CHEYENNE, Wyo. — Gov. Matt Mead has written to Environmental Protection Agency Administrator Gina McCarthy saying Wyoming won't honor her agency's recent determination that over 1 million acres around Riverton remains legally Indian Country.
The EPA earlier this month announced its determination that a 1905 federal law that opened part of the Wind River Indian Reservation to settlement by non-Indians didn't extinguish the land's reservation status.
The decision came in response to an application from the Eastern Shoshone and Northern Arapaho tribes to treat the reservation they share as a separate state for purposes of implementing the federal Clean Air Act.
Mead wrote to McCarthy on Wednesday stating, "I believe the agency action is wrong and I will not honor it." He sent similar letters to tribal and local officials.
Mead said Thursday that the Wyoming Attorney General's Office is preparing to file an appeal in federal court. He said the ruling raises issues of criminal jurisdiction, taxation and administration and said Wyoming will ignore the decision until the courts rule on it.
"What we have is a regulatory agency with virtually no notice - and in fact we were notified after the fact - that has changed these jurisdictional boundaries, and said, 'here's a million acres and the jurisdiction has changed,'" Mead told The Associated Press.
Mead said he didn't see how, as a practical matter, the state could treat Riverton and the surrounding area as reservation land based solely on the EPA's opinion. "So we need a court ruling, and the court ruling hopefully will be in our favor," he said.

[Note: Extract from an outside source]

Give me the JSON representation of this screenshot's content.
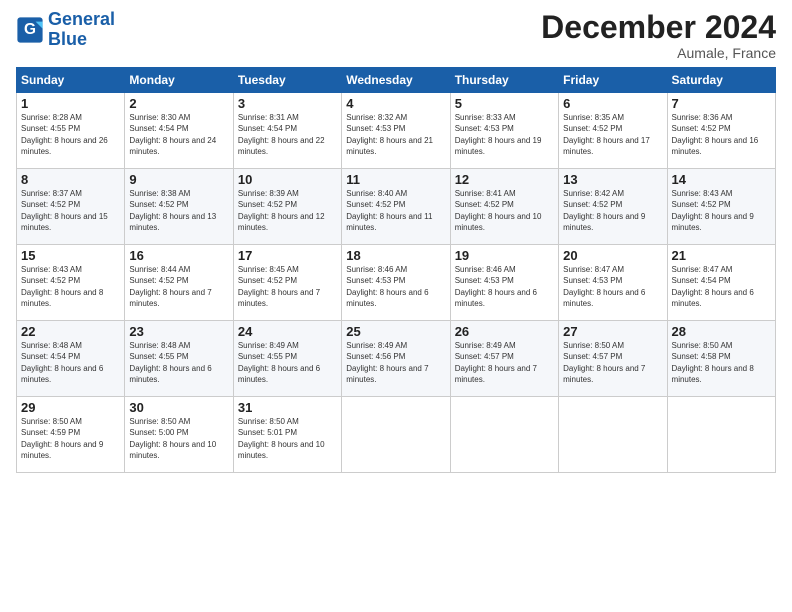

The legal status of the lands has been a sore point between the tribes and state and local governments over taxation and criminal jurisdiction for years. The courts have ruled against tribal members in several cases in which they tried to establish recognition for the lands around Riverton as Indian Country.
In regard to air-quality issues, the EPA decision states the tribes must be consulted on activities within 50 miles of the reservation boundary that could affect air quality. The decision means the tribes will be able to apply for grants to develop air quality monitoring programs and could proceed to apply for permission to administer air quality programs of their own in the future.
Rich Mylott, spokesman for the EPA in Denver, said Thursday that the agency is reviewing Mead's letter.
Mylott said EPA's boundary determination is based on a thorough evaluation of relevant statutes and case law, historical documents and other materials, including the tribes' application materials and comments from the public and federal agencies.
The EPA, together with the Department of Justice and the Department of Interior, "are working with the tribes, the state, and communities to identify and resolve any issues related to the reservation boundaries and ensure the protection of public health and the environment," Mylott said.
Mark Howell, lobbyist for the Northern Arapaho Tribe in Washington, D.C., said Thursday that Mead, as a former federal prosecutor, understands that the federal government makes the determination of the exterior boundaries of the Wind River Indian Reservation.
"The federal government has made a legal determination that the 1905 Act did not diminish the reservation," Howell said in a written statement. "That determination was made for all jurisdictional purposes."
Howell said the tribes are willing to consult with all of the stakeholders in Wyoming, including Mead, to work out the implementation of that decision. "Surely the governor doesn't want to violate federal law," he said.